Presentation on theme: "By: Keegan Manuel and Dyllen MacRae YALTA CONFERENCE."— Presentation transcript:
By: Keegan Manuel and Dyllen MacRae YALTA CONFERENCE
WHAT IS THE YALTA CONFERENCE? Meeting between Franklin Roosevelt (United States), Winston Churchill (Great Britain) and Joseph Stalin (USSR) that opened on February 4, 1945 in a neutral spot on the Black Sea resort of Yalta. Meeting involved discussion of war strategy and issues that would affect the post war world. Each leader came to Yalta with an agenda: Roosevelt wanted Russian military support against Japan Churchill wanted to secure free elections for soviet liberated countries in Eastern Europe Stalin wanted to build a soviet sphere of influence around eastern Europe to prevent future threats.
JOSEPH STALIN`S POINTS Stalin took a firm stance on the issue with Poland (Poland was used as the invasion corridor by the Germans twice in the past thirty years) He stated that he would not return the land added from Poland in 1939 He wanted the nation to be compensated with the land taken from Germany While these terms were non-negotiable, Stalin was willing to agree with the free elections in Poland
WINSTON CHURCHILL`S POINTS Churchill was pleased with Stalin`s points. Its soon became clear to him that Stalin had no intention on honoring his promises.

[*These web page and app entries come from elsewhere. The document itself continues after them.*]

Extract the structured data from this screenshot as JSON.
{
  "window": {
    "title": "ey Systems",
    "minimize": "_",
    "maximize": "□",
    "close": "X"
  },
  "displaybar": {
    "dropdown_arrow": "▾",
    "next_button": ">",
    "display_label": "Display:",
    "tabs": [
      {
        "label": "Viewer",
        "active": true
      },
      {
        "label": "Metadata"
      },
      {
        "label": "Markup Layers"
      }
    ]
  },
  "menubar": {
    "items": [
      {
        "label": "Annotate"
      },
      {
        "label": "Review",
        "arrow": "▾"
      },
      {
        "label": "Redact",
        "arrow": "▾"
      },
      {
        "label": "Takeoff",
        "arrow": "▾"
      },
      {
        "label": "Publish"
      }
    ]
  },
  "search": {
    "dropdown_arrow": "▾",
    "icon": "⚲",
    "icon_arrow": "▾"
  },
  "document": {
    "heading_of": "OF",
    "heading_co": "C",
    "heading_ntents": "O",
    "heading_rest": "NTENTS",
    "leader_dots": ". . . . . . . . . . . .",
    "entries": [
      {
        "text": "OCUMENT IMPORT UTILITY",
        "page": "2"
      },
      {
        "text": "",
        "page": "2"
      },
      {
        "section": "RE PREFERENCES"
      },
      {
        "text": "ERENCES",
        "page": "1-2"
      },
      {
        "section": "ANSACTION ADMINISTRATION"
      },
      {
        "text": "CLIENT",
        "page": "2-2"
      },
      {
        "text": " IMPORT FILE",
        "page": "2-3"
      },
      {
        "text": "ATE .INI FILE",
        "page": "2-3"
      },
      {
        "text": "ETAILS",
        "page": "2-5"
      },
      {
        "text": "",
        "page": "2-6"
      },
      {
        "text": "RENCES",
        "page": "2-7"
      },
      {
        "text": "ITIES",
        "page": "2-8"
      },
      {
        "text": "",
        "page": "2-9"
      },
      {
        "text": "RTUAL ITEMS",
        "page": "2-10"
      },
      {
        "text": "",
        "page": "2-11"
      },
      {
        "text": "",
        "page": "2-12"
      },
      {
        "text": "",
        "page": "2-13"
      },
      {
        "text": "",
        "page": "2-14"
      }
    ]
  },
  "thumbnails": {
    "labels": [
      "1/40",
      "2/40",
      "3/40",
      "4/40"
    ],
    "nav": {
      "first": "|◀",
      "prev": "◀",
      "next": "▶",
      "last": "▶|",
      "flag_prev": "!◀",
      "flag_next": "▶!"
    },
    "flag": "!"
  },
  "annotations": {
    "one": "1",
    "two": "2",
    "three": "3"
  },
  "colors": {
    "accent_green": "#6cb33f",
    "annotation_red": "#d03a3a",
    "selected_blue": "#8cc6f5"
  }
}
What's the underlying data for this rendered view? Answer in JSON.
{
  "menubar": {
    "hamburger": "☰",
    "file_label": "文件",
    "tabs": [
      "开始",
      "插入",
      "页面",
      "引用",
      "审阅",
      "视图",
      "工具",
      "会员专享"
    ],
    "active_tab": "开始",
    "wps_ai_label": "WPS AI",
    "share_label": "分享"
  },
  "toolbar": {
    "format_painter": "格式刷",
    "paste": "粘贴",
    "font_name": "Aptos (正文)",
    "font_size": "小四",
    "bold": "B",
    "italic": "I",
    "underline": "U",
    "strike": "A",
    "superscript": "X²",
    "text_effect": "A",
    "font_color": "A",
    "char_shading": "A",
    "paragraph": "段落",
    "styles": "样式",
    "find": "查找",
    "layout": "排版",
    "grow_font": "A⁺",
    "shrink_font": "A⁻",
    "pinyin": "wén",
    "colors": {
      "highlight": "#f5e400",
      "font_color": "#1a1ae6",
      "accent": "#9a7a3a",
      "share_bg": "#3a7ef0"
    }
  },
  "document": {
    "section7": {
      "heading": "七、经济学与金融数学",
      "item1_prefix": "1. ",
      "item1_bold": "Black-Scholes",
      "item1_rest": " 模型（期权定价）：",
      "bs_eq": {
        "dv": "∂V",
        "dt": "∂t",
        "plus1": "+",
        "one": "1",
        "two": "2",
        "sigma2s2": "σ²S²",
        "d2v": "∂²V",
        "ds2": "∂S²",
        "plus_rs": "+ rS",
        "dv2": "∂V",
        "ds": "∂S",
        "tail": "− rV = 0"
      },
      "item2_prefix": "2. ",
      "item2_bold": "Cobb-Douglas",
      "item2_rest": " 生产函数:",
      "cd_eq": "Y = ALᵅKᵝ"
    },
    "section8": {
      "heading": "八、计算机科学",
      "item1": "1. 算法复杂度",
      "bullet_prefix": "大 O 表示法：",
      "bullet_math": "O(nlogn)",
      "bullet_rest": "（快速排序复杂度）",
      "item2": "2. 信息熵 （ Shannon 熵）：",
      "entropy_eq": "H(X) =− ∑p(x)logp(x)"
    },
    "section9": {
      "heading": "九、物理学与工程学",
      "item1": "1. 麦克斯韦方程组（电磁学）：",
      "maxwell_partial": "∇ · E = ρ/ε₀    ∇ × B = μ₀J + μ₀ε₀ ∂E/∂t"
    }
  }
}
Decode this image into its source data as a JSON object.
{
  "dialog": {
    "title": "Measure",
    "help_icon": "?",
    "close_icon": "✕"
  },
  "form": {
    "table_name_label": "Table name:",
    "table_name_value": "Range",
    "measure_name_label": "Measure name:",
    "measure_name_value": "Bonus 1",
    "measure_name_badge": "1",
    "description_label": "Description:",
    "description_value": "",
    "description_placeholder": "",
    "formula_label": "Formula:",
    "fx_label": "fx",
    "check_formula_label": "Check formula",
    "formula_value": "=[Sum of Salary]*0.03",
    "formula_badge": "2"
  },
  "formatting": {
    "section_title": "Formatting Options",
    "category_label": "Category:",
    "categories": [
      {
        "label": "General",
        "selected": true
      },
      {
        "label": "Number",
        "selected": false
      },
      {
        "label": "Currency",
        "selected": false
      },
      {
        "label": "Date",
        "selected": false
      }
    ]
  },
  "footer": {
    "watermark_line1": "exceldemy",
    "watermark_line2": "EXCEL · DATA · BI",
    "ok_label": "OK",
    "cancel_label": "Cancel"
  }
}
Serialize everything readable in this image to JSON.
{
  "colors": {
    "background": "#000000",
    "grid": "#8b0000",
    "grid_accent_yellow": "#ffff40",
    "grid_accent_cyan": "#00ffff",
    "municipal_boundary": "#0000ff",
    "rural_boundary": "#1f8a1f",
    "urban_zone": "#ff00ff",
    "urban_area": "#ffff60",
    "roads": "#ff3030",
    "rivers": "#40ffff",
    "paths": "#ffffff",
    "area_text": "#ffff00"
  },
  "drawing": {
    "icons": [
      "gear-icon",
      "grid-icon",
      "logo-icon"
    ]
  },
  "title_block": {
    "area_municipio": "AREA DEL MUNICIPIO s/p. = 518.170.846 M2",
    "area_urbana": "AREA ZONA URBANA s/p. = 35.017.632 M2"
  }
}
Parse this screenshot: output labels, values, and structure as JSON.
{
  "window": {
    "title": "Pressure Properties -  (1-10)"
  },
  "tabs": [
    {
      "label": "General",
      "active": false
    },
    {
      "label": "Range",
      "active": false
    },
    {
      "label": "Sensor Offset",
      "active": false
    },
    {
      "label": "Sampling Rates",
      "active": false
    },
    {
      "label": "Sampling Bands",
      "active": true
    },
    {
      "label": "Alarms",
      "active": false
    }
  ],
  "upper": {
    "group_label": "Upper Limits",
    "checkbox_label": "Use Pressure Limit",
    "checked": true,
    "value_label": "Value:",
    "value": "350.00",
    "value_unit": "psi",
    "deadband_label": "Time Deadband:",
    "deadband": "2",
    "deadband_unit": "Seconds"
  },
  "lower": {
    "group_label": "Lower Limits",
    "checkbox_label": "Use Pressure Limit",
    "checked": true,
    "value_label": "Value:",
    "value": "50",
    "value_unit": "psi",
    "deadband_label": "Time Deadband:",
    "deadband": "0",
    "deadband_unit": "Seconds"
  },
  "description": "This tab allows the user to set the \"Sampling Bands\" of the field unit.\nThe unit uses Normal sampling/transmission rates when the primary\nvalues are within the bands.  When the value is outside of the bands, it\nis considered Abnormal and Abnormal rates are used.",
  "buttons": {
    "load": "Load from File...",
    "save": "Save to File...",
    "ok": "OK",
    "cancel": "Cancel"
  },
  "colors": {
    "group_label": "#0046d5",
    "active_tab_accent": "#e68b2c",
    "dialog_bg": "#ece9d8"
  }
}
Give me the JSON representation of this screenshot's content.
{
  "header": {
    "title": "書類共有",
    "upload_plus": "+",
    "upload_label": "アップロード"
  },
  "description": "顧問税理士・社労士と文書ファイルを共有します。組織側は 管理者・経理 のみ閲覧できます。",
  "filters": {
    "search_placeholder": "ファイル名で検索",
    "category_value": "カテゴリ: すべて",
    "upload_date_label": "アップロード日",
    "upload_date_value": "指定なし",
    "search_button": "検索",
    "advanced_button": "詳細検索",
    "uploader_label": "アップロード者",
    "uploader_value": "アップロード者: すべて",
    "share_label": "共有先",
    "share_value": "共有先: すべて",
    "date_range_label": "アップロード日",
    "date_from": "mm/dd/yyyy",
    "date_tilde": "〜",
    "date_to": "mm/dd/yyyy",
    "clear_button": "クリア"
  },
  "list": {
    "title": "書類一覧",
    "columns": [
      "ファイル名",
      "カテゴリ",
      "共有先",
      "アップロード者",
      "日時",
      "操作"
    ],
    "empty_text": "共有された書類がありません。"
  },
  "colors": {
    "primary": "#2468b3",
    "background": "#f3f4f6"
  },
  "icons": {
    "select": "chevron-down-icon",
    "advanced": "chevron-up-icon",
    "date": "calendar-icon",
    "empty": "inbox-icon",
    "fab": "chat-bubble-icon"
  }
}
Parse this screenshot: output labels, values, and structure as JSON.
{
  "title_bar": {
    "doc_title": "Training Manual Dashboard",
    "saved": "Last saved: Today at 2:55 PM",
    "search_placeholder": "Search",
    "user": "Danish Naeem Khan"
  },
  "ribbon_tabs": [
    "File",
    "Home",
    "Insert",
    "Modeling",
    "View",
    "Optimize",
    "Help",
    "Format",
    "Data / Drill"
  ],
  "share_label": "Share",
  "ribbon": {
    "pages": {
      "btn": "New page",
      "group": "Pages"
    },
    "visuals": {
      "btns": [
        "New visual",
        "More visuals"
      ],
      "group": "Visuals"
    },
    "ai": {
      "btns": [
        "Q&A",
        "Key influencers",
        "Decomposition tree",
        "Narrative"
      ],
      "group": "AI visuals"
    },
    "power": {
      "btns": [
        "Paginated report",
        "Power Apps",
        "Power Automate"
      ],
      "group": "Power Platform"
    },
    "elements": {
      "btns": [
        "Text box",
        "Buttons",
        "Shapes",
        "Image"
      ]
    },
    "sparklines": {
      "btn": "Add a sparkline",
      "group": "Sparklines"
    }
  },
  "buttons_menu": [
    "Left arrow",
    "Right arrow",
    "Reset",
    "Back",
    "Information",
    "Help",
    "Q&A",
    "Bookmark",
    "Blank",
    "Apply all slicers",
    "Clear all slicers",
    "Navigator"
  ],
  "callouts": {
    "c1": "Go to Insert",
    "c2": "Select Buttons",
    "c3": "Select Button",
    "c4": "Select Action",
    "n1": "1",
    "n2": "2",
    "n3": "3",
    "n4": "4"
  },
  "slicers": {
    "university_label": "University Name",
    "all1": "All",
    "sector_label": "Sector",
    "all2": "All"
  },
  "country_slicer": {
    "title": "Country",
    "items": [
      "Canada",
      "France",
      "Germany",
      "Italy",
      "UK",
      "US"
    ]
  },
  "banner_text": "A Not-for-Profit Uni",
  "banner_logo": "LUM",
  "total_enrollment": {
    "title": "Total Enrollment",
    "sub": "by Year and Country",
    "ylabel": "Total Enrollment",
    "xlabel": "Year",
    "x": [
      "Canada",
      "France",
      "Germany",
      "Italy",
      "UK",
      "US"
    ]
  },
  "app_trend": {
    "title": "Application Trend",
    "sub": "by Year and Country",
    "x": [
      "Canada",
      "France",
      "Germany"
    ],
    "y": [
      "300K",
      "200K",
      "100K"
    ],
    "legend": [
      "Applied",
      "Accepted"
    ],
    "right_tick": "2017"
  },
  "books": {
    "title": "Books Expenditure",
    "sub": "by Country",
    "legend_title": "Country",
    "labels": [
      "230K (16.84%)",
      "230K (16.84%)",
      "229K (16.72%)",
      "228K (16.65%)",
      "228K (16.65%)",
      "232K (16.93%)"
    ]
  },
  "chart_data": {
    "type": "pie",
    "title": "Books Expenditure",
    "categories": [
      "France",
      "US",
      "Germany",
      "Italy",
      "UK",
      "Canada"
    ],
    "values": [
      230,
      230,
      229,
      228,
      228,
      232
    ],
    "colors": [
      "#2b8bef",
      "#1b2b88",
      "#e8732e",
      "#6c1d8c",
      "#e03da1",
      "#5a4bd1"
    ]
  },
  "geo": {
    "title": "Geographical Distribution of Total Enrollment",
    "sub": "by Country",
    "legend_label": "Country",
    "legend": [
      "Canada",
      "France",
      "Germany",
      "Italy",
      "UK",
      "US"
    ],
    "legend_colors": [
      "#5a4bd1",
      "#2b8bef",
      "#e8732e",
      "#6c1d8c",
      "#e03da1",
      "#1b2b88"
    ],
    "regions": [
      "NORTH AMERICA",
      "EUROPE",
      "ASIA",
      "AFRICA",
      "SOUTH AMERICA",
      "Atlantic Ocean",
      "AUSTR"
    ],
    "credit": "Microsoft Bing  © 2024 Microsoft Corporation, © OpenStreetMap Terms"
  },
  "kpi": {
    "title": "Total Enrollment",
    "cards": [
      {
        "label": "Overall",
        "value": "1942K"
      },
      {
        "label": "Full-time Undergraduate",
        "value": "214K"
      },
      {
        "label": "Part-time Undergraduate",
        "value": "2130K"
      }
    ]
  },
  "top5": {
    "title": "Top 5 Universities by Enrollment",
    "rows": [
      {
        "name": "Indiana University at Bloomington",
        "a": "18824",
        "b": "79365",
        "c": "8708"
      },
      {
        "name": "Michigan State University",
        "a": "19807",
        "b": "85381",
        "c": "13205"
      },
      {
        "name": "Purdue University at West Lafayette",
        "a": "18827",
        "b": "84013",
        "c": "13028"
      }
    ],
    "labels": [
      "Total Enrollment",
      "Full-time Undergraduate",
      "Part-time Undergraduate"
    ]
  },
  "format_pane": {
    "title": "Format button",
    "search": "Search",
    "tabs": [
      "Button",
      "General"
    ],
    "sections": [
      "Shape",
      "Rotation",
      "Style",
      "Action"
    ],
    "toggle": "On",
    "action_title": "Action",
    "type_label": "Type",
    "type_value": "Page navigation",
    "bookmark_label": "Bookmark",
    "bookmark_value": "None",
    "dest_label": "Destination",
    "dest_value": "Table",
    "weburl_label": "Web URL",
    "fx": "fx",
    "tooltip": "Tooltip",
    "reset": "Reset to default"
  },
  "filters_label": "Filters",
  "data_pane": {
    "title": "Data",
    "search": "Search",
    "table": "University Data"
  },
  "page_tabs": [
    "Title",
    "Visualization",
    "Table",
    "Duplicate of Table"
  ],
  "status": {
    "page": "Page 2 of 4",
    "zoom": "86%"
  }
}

It was agreed that the defeated nation (Germany) would be divided into three zones, one for each of the Allies, with a similar plan for the city of Berlin. Churchill wanted a fourth spot for the French. (Stalin would only agree if the zones were taken from the British or American zones.
FRANKLIN ROOSEVELT`S POINTS Roosevelt secured a promise from Stalin to enter their conflict with Japan ninety days after the defeat of Germany. Roosevelt hoped to deal with the Soviets through the United Nations Stalin also agreed to join after voting procedures in the security council were defined.
CONCLUSION Conference finished February 11 The view of the conference was short lived as Roosevelt died two months later, and following his death (April 12) the relations between the Soviets and the west became increasingly intense The leaders of the big three would eventually meet again that July at the Potsdam Conference (Potsdam Germany)